Allison Sekuler, McMaster’s associate vice-president and dean of Graduate Studies says the provincial investment will have an significant impact on campus and highlights McMaster’s contribution to cultural, social, and economic prosperity.
“We’ve seen increased interest in graduate studies across the entire University compared to this time last year, with increases in application rates as high as 30 per cent in areas such as Engineering and our MBA program,” she says. “The allocation of 338 new graduate spaces enables McMaster to meet this rising demand by developing and growing new programs, and continuing to build our traditional areas of excellence in research and graduate training.”
Combined with previously allocated spots for graduate expansion, McMaster plans to increase graduate enrollment by more than 530 students over the next three years, resulting in overall growth to graduate programs of nearly 70 per cent since the expansion program began in 2002. […]
Shelly Saunders made a donation to establish the Shelly Saunders Scholarship in Anthropology before her death in May 2008. File photo.
The legacy of internationally renowned anthropology professor Shelley Saunders, who spent her career teaching students how to solve the mysteries of the past, will be carried on thanks to a $547,250 gift to build the best anthropology program in the country.
Saunders died of cancer in May of this year, but days before her death, made the donation to establish the Shelley Saunders Scholarships in Anthropology, a lasting legacy for graduate students to give them the tools and resources they need to be the great thinkers and scientific detectives of our time.
“Shelley loved her students,” says her husband, Victor Koloshuk. “She particularly loved mentoring them and working very closely with them. She believed McMaster’s success as an international institution in anthropology meant attracting young, bright students and this gift would help them greatly.”
The formal announcement of Saunders’ gift will be made Thursday, November 6 at 5 p.m. before a room full of her friends and colleagues, in the West Ballroom at the Sheraton Hotel in Hamilton. Earlier in the day, the Annual Meeting for the Canadian Association for Physical Anthropology, which is being held at the same venue, will pay tribute to her life’s work in a special symposium.
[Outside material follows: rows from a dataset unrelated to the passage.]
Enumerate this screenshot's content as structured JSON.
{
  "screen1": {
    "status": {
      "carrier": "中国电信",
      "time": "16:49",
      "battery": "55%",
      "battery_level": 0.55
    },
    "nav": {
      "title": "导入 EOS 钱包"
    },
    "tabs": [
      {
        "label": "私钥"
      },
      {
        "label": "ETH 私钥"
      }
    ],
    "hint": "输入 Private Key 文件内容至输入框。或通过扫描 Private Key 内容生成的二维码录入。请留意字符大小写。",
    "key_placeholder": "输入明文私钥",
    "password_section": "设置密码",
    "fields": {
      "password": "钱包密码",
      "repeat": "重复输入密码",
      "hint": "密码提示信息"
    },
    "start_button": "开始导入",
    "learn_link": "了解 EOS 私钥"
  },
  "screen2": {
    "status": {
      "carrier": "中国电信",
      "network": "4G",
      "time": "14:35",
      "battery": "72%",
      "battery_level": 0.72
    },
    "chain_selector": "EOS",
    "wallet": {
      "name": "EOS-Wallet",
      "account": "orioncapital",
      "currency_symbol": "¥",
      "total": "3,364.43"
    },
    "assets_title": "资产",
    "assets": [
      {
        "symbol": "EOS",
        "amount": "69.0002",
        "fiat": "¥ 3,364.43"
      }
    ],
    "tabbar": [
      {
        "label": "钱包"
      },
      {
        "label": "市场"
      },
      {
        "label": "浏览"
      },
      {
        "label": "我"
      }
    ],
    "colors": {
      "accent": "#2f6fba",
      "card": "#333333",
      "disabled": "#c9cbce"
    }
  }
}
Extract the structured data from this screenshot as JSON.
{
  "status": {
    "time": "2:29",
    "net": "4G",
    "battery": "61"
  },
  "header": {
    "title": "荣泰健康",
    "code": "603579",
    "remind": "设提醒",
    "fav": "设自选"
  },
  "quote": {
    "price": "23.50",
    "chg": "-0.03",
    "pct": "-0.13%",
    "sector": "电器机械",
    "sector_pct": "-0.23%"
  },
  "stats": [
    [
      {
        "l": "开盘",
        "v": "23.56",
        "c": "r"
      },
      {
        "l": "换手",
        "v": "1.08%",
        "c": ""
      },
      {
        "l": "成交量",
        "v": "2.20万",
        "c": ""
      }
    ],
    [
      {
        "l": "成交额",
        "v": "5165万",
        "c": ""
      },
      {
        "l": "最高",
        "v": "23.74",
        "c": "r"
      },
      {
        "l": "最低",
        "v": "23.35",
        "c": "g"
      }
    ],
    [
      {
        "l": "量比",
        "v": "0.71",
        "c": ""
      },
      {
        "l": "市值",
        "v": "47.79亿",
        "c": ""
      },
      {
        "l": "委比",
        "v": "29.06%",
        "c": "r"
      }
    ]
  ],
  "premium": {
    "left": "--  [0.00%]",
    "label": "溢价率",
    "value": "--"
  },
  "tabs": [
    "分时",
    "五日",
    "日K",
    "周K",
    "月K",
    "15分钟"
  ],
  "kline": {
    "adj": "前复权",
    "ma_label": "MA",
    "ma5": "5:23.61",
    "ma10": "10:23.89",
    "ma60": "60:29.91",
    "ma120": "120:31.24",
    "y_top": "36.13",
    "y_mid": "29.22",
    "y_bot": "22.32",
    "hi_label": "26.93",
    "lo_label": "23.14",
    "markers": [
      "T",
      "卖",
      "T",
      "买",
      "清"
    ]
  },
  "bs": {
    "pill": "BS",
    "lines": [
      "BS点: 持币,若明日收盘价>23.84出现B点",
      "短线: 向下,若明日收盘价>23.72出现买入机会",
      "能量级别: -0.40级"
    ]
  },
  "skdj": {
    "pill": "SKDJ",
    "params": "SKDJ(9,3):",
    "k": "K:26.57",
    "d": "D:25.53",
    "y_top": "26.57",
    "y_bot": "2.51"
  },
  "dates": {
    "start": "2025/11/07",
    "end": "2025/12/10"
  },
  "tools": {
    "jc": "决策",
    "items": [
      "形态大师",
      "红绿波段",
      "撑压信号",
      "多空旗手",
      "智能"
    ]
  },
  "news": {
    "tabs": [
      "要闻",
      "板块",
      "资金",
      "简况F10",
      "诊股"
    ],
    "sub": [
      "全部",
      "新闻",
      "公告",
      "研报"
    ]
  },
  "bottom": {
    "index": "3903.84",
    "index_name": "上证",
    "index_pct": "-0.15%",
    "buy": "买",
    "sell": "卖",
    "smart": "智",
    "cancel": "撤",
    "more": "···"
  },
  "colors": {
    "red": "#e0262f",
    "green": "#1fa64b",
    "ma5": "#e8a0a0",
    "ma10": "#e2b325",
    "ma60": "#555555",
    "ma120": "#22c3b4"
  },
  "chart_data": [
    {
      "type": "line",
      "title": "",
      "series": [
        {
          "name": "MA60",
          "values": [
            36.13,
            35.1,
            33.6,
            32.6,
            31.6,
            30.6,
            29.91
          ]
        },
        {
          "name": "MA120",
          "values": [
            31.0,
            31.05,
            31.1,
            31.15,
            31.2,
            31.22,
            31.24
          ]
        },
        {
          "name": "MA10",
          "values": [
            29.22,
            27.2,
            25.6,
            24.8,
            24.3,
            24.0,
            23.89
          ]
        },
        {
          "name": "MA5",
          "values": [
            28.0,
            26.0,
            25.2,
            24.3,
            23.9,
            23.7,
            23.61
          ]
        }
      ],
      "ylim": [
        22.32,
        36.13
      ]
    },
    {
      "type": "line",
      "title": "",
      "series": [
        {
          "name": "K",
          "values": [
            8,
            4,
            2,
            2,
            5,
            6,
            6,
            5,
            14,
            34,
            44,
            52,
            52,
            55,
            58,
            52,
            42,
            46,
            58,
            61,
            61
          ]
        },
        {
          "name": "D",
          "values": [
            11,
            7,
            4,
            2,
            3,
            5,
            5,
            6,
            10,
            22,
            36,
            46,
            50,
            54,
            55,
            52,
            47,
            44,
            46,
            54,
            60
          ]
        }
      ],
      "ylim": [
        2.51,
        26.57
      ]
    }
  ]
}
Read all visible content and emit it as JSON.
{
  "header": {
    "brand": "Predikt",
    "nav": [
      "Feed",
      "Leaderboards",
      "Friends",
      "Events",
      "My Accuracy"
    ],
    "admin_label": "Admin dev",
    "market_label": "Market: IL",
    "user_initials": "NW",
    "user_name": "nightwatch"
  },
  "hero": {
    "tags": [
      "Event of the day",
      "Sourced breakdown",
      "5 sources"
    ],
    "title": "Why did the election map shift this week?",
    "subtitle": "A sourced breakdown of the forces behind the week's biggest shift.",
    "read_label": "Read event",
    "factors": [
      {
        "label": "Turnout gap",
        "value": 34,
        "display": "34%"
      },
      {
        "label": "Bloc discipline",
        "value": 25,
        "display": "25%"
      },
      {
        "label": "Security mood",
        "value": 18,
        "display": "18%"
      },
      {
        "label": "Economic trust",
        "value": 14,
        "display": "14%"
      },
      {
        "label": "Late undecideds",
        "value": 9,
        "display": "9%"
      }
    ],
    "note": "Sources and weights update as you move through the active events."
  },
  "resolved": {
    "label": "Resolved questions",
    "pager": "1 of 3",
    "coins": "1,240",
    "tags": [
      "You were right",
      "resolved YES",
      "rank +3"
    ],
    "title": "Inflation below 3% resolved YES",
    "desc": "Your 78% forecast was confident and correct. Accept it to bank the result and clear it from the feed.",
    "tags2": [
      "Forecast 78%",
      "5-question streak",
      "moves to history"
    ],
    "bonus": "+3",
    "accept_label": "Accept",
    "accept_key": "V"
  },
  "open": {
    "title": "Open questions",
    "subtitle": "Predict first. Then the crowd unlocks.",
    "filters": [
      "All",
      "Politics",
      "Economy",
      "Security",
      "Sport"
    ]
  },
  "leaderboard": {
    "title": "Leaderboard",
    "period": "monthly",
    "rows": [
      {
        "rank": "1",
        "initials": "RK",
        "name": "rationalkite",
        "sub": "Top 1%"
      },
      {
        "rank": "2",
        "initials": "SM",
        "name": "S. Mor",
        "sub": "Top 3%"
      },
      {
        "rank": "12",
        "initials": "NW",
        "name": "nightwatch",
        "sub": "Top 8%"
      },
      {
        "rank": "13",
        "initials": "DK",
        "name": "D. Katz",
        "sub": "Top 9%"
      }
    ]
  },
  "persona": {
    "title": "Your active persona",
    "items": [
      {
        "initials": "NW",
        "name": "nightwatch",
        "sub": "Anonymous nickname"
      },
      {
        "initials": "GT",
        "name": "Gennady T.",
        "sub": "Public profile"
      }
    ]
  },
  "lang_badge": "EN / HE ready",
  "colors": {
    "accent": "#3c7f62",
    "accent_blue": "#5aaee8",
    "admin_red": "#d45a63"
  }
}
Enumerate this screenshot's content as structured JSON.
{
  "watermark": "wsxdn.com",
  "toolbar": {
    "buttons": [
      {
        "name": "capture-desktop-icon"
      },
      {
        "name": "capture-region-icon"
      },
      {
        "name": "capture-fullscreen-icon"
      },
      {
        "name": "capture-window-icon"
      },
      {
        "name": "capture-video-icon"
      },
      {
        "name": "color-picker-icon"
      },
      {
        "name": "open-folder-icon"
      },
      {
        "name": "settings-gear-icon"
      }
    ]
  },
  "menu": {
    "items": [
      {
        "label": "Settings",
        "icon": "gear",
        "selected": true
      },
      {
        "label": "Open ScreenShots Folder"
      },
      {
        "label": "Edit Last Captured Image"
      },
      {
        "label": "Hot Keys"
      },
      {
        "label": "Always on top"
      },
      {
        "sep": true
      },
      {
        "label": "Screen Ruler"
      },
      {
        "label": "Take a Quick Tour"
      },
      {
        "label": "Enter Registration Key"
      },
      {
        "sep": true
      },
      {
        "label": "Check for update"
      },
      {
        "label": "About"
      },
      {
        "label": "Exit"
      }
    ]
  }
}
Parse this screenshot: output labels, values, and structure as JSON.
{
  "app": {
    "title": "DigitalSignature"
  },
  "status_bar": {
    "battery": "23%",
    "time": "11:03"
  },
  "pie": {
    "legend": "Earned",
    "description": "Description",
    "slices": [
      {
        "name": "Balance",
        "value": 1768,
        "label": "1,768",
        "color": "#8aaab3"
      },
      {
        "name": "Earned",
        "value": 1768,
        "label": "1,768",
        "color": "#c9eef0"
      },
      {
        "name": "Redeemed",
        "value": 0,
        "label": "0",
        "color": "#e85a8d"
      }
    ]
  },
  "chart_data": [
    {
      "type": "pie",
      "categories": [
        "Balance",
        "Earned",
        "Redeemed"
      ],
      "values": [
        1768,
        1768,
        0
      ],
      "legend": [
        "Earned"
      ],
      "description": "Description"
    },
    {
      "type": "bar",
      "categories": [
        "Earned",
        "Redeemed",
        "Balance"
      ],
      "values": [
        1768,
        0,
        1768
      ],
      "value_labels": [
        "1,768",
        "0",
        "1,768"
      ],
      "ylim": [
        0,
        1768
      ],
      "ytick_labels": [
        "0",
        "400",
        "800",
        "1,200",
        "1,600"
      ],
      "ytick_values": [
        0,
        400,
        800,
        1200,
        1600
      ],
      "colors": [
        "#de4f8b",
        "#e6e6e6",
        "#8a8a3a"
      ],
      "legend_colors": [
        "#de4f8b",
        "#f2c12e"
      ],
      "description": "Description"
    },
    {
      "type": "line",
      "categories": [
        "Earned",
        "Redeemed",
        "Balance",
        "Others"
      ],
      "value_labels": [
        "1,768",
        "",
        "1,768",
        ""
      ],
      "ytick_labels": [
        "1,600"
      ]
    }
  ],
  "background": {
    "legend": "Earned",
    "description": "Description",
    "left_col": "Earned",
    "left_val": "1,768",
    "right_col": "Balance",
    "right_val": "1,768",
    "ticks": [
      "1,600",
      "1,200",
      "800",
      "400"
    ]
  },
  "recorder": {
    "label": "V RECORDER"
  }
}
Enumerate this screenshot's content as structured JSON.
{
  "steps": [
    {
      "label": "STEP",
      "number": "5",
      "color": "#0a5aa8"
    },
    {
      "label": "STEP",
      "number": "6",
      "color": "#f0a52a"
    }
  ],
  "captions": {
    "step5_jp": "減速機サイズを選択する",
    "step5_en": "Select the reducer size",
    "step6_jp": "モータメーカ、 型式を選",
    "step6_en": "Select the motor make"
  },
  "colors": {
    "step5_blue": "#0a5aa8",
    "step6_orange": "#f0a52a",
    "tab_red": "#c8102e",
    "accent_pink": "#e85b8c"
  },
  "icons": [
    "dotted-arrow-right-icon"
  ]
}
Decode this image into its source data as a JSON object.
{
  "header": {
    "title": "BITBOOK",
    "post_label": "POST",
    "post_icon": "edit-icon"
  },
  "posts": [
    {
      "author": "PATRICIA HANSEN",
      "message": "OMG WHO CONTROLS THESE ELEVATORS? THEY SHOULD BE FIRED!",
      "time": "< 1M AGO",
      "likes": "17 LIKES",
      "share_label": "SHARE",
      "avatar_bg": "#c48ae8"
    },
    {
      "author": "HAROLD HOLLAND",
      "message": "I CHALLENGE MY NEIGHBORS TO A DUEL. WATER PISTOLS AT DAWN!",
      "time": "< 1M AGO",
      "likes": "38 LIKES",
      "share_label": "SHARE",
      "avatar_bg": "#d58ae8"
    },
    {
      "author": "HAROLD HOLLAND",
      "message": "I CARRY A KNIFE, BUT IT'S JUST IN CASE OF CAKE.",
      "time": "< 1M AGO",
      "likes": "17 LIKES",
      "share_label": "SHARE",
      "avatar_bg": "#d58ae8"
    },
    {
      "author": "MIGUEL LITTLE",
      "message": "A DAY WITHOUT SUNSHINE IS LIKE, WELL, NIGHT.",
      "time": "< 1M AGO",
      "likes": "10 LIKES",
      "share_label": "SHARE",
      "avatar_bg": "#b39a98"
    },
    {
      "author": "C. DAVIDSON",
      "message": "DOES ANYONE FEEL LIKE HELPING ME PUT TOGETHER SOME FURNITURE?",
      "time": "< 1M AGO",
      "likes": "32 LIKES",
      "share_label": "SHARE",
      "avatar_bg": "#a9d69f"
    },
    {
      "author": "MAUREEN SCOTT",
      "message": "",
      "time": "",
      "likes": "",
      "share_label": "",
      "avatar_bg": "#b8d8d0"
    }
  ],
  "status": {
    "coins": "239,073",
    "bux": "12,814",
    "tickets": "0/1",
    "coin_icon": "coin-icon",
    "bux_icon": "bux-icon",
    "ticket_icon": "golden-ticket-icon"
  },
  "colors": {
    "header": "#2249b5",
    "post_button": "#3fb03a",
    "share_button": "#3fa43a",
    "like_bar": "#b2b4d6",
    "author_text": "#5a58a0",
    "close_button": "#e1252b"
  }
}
“Shelley was a leader in the field of skeletal biology and physical anthropology, and certainly a leader at McMaster,” says Peter George, president of the University. “She was admired for her innovative teaching methods and research skills, and her clear-eyed approach to her work. She distinguished herself academically: as the first biological anthropologist to be elected to the prestigious Royal Society of Canada, and to receive a Tier 1 Canada Research Chair. This donation is a bittersweet one for us; we are truly grateful for such a generous gift, and deeply saddened that we cannot share this occasion with Shelley in person.”
Saunders was instrumental in the development of research at McMaster University. She initiated the Children and Childhood in Human Societies research network, founded and established the McMaster Ancient DNA Centre, and directed the expansion of the McMaster Anthropology Hard Tissue and Light Microscopy Laboratory.
Saunders was also frequently called upon by local police to lend her expertise and help solve difficult forensic cases. Under her tutelage, Saunders’ students also flourished. Some of them worked on high profile investigations, including the Robert Pickton investigation in British Columbia.
“Shelley’s life was anthropology and delving into the past,” says Koloshuk. “It is my hope that this gift might be something the students will rally around, that it will help get them really involved and bring them together for a common cause. Hopefully this is just the beginning.” […]